The vice-chair of the Department of Blood and Marrow Transplant and Cellular Immunotherapy at Moffitt Cancer Center discussed more work to be done with CAR T-cell therapies.
"We had a workshop where we got all the different sponsors and stakeholders together and sort of talked about some of these issues with the overreach or the redundancy of some of these issues with starting up cell therapies, and I think there's still lots of work to be done.”
The 2022 American Society of Clinical Oncology (ASCO) meeting was held both virtually and in Chicago, Illinois, on June 3-7, 2022. One focus of the meeting was chimeric antigen receptor (CAR) T-cell therapies, their current impact in different cancers, and further research that remains to be done to improve them.
During the meeting, Melissa Alsina, MD, gave a talk on novel CAR therapies, targets, and approaches in multiple myeloma at ASCO focused on idecabtagenevicleucel (ide-cel) and some investigative therapies. Alsina is an associate professor of medicine at the Blood and Marrow Transplant Program and head of the Multiple Myeloma Transplant Program at Moffitt Cancer Center.

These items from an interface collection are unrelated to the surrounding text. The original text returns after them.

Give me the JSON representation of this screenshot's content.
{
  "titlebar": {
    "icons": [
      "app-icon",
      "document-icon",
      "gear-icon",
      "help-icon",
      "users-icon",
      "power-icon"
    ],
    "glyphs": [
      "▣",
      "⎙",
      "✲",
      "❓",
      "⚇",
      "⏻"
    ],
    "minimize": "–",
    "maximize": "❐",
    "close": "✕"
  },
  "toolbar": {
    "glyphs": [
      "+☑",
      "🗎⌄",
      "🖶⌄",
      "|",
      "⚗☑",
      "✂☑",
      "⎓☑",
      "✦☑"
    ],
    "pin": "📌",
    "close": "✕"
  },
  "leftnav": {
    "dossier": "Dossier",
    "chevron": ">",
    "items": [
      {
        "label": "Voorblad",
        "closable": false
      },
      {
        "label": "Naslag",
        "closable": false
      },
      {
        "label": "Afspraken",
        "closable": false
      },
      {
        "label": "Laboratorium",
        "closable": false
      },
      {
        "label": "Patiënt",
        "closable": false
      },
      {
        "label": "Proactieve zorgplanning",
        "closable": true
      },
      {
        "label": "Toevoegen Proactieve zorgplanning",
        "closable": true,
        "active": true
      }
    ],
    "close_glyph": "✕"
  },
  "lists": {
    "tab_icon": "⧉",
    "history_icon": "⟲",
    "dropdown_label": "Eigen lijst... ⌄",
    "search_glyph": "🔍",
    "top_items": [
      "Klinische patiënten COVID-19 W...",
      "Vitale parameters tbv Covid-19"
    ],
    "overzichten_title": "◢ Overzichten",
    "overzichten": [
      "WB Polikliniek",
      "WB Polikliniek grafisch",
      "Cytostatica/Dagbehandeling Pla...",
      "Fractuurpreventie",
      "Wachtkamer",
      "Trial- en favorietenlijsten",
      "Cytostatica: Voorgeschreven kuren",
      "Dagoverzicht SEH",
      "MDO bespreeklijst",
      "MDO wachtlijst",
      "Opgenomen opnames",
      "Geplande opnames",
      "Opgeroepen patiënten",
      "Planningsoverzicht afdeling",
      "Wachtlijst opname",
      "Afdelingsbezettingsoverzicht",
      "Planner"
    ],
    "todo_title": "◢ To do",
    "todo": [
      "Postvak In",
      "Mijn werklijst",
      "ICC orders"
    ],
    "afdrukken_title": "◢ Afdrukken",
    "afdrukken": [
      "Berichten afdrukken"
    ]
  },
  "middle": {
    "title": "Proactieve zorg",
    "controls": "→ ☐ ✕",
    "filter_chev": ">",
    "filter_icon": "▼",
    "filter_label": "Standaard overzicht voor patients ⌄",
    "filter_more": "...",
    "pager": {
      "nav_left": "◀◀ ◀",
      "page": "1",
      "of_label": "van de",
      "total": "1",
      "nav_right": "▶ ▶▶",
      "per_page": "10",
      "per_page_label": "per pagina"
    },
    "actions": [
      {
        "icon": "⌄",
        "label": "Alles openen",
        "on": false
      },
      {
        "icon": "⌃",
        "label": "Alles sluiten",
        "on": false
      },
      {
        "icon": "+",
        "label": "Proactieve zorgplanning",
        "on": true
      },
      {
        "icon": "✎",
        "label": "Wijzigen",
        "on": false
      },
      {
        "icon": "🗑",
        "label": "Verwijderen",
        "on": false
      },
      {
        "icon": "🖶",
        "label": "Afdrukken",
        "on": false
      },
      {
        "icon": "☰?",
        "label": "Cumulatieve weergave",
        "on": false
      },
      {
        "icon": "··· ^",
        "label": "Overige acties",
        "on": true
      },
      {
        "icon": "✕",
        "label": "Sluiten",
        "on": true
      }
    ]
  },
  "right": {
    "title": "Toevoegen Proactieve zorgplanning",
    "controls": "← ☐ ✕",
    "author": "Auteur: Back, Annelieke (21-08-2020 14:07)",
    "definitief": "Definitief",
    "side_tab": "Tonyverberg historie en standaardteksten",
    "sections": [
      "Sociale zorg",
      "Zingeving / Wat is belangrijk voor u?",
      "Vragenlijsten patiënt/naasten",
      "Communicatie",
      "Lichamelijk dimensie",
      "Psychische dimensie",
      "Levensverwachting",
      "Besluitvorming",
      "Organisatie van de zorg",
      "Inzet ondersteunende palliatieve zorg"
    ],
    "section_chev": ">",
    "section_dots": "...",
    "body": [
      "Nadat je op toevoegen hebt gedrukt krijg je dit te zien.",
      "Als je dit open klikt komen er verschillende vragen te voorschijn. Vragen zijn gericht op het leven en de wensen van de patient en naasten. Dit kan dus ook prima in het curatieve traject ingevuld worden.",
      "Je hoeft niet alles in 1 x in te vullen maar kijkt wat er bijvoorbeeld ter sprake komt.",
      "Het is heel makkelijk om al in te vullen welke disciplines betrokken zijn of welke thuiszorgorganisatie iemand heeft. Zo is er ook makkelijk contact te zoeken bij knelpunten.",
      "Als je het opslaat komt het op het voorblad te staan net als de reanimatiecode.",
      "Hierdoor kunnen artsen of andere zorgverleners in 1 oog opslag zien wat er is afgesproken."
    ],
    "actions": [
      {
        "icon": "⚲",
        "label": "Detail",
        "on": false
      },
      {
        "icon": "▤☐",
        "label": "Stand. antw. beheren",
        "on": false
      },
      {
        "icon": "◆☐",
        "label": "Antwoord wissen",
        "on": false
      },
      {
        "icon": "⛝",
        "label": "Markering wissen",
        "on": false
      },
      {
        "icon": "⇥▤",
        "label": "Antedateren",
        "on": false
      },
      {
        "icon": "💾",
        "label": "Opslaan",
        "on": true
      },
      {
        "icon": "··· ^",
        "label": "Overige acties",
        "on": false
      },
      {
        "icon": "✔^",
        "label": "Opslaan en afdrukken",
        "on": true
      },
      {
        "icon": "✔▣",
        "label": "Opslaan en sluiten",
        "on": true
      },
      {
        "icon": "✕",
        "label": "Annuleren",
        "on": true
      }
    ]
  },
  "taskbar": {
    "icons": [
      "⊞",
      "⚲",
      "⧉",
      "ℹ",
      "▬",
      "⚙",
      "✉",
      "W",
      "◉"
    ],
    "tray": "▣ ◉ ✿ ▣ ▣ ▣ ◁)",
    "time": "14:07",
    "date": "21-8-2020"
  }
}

CGTLive spoke with Frederick Locke, MD, to gain additional perspective on CAR T-cell therapies in the field. Locke serves as the vice-chair of the Department of Blood and Marrow Transplant and Cellular Immunotherapy at Moffitt. He discussed managing toxicities and the potential of outpatient administration in the future. He also commented on the need to improve the process of starting cell therapies in centers.